Alexander closed his eyes and took a deep breath, his stomach doing somersaults, nervous and excited at the same time. He heard the loudspeaker across the courtyard switch on.
A booming voice came from it. “Launch in thirty seconds.”
Alexander checked if his seat belt was securely fastened for the third time since he got in the spaceship. He gripped the armrests at his sides, trying to calm himself down.
The astronaut took deep breaths, he had been waiting for so long to go to space. Ever since he was a kid, his dream was to be an astronaut and go to space. When he applied to NASA, his dream finally came true, after twenty five years of waiting.
“Five seconds til launch.” The voice said into the loudspeaker again.
Alexander took a steadying breath.
This is it, I’m finally doing it. Alexander thought.
Alexander felt the spaceship vibrating beneath him, and suddenly, he was blasting away, towards space. He was finally going to space.
The spaceship passed through the atmosphere and slowed down, the black sky surrounding him.
Alexander felt the ship jump a bit, that must’ve been the carrier rocket detaching. He pushed a few buttons on the controls in front of him and made the ship coast for a bit.
Alexander stood up and examined the spaceship from the inside, everything looked good. He made a quick report back to base and looked outside.
He was amazed, he was finally here, the stars standing out against the black sky. Alexander turned his gaze to the left, and froze.
The Earth was huge! It looked as if it was hanging in the void. The other astronauts had told him about this. It was called the “overview effect.” It happens to most people when they see Earth for the first time.
Alexander remembered what they had told him: “That when you’re so far away from Earth and can see the whole planet, you become fully overwhelmed and in awe of seeing your planet. Of seeing the unity and fragility of life.”
Another astronaut had said “It’s the uncanny sense of understanding the ‘big picture,’ and of feeling connected to and yet bigger than the intricate process bubbling on earth.”
A few astronauts had said that it gave them a new kind of self-awareness.
Alexander remembered the book Ron Garan wrote that he had read so many times, he had memorized one part of it, and thought about it at that moment.
It was when he grabbed onto a mechanical arm on the International Space Station in 2008, he was flung over the space station and back:
As I approached the top of this arc, it was as if time stood still, and I was flooded with both emotion and awareness.

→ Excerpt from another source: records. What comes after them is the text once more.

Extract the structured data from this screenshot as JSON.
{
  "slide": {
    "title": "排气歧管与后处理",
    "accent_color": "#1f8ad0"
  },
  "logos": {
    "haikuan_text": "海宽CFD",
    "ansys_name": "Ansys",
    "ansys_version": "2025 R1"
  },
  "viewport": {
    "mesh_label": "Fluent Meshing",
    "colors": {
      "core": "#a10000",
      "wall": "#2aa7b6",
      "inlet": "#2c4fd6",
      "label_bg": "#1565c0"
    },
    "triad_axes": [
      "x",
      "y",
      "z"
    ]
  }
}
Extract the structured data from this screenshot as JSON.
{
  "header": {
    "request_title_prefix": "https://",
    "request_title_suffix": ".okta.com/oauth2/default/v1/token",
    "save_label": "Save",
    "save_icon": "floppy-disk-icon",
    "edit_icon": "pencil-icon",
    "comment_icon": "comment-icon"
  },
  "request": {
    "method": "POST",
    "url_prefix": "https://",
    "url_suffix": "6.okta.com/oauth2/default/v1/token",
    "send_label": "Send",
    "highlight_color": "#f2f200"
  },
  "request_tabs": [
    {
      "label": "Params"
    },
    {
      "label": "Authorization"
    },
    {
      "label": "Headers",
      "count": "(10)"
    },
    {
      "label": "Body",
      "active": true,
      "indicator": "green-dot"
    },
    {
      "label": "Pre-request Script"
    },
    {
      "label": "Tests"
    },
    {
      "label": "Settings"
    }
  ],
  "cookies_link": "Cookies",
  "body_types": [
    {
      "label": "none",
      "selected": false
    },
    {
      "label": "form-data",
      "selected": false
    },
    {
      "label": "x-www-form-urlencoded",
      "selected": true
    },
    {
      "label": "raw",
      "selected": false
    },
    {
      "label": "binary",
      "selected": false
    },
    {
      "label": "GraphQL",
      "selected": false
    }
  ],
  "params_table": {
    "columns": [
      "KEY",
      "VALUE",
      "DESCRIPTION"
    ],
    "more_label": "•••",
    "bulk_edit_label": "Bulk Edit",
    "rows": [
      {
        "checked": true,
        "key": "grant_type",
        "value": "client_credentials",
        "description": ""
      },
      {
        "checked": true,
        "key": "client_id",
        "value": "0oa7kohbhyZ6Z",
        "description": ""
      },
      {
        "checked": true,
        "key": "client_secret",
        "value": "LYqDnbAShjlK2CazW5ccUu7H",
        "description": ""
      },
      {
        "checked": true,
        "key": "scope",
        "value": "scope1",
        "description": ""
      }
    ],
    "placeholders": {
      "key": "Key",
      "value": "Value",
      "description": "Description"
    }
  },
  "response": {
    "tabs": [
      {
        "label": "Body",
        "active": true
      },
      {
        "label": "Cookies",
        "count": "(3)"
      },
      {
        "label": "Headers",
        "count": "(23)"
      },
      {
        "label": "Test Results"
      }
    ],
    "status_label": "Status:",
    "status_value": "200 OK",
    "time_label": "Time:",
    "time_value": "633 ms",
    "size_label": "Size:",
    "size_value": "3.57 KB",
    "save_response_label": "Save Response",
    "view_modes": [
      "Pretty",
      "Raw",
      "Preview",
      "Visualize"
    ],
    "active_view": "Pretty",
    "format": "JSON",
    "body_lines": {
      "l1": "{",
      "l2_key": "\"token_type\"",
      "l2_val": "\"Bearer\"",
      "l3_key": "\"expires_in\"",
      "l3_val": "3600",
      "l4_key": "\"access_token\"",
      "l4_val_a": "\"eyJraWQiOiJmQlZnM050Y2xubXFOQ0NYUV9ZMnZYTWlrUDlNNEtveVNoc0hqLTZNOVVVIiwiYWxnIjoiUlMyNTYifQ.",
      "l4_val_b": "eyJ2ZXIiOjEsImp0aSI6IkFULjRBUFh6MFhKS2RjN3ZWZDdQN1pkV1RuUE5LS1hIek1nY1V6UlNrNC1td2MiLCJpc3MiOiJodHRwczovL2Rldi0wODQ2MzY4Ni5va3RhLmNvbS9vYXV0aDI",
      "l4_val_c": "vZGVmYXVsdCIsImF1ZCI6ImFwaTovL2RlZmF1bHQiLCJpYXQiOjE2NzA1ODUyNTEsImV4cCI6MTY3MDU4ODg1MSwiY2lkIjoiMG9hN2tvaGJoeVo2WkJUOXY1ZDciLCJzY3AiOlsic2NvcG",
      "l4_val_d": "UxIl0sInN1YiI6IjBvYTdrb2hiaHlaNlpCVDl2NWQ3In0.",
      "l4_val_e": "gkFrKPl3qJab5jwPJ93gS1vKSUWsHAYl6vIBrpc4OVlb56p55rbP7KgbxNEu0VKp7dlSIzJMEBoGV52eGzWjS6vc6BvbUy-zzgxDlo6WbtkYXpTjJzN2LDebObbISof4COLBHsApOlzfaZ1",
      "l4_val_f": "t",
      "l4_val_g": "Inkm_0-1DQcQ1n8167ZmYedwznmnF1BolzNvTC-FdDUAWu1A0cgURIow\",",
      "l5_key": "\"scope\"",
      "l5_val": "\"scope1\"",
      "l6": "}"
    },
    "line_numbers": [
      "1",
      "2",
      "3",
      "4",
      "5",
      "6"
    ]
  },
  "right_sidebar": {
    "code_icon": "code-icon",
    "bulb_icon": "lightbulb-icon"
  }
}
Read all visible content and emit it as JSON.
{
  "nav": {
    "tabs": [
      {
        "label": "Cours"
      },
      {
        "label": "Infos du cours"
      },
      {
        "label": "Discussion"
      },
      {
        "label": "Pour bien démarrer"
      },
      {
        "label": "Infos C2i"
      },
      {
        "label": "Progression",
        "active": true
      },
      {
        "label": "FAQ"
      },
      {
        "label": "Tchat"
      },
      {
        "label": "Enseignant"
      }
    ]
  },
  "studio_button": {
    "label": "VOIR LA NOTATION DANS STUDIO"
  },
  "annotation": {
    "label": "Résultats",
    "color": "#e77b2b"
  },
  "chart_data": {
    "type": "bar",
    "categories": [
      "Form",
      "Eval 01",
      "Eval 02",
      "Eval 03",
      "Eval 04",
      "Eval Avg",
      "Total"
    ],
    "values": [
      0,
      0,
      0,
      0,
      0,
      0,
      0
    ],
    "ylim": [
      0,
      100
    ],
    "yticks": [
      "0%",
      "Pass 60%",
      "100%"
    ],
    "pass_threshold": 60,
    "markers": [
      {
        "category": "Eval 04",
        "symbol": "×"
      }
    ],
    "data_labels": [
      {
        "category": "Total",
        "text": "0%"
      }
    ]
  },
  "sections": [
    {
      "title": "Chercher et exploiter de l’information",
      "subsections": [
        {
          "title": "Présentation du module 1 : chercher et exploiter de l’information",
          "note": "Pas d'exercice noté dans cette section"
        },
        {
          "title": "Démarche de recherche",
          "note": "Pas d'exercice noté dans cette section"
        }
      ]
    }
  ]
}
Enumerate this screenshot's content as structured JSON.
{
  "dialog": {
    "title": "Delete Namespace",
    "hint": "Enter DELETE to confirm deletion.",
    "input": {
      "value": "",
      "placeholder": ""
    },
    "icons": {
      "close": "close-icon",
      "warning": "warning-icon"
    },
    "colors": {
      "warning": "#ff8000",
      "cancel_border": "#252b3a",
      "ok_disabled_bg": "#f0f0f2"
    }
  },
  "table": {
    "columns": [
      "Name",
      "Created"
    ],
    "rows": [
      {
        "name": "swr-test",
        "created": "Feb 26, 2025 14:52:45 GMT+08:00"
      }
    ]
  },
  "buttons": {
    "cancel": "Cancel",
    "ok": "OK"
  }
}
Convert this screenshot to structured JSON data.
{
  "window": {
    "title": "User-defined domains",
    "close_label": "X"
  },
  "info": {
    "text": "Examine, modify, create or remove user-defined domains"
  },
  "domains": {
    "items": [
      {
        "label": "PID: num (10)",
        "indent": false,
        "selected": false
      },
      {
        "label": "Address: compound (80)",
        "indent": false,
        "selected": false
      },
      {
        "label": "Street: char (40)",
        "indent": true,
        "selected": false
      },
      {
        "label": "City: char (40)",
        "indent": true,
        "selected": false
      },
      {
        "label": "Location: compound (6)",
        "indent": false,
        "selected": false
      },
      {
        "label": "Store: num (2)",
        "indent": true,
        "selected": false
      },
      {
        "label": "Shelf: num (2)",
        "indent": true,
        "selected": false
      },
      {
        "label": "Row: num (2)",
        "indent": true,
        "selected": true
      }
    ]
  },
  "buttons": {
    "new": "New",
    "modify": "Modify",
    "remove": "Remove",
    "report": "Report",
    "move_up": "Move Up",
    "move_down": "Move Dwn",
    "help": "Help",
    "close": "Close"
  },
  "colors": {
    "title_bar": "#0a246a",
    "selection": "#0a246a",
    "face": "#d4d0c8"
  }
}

But as I looked down at the Earth — this stunning, fragile oasis, this island that has been given to us, and that has protected all life from the harshness of space — a sadness came over me, and I was hit in the gut with an undeniable, sobering contradiction.
In spite of the overwhelming beauty of this scene, serious inequity exists on the apparent paradise we have been given. I couldn't help thinking of the nearly one billion people who don't have clean water to drink, the countless number who go to bed hungry every night, the social injustice, conflicts, and poverty that remain pervasive across the planet.
Seeing Earth from this vantage point gave me a unique perspective — something I've come to call the orbital perspective. Part of this is the realization that we are all traveling together on the planet and that if we all looked at the world from that perspective we would see that nothing is impossible.
Alexander now understood what he had meant. He had the same feeling that Ron Garan had described then.
Alexander had seen pictures of Earth from space before, but it was so different seeing it right in front of him. He now understood why Buzz Aldrin, one of his role models, along with Neil Armstrong and Michael Collins, had called it “a brilliant jewel in the black velvet sky.” The three of them were a part of the Apollo 11 mission, they were some of the first people to look down on Earth from space.
Alexander could now say that he was one of those people to have experienced that feeling, to know what it’s like to see your planet from afar. He could now say that he had fulfilled his dream. His dream had been to go to space, but seeing Earth like that was more than enough for him. He considered himself lucky to have seen it, despite being on an important and relatively time sensitive mission. His mission was supposed to do some surveillance and repairs on a satellite that was hit by a floating rock and wasn’t reparable from the NASA headquarters.
Alexander drank in the sight of Earth, of his planet, he never thought that he would actually be here, fulfilling his dream. Everyone had told him how hard it would be and how few people actually get accepted at those kinds of jobs. He had proven them wrong. He had shown all of the people who doubted him that he had done it. That he was living his dream.
Alexander walked back to the front of the ship, making sure that he was still going the right way, that the autopilot was still working and it was taking him to the coordinates his superiors at NASA had sent him.
Alexander remembered what they had told him, they had said that this would be his chance to prove that he was ready to start going to space, they had said that he had to do this alone, that this was a test.
He remembered how the only person that believed in him had brought it up in the first place, and the others had actually listened to him.
Alexander thanked him mentally. He promised himself that he would prove himself to his superiors and they would let him go on more missions in space when he got back.
Alexander still couldn’t believe that he was finally fulfilling his dream.
*I got all the information about the overview effect and what the astronauts said from here: https://www.businessinsider.com/overview-effect-nasa-apollo8-perspective-awareness-space-2015-8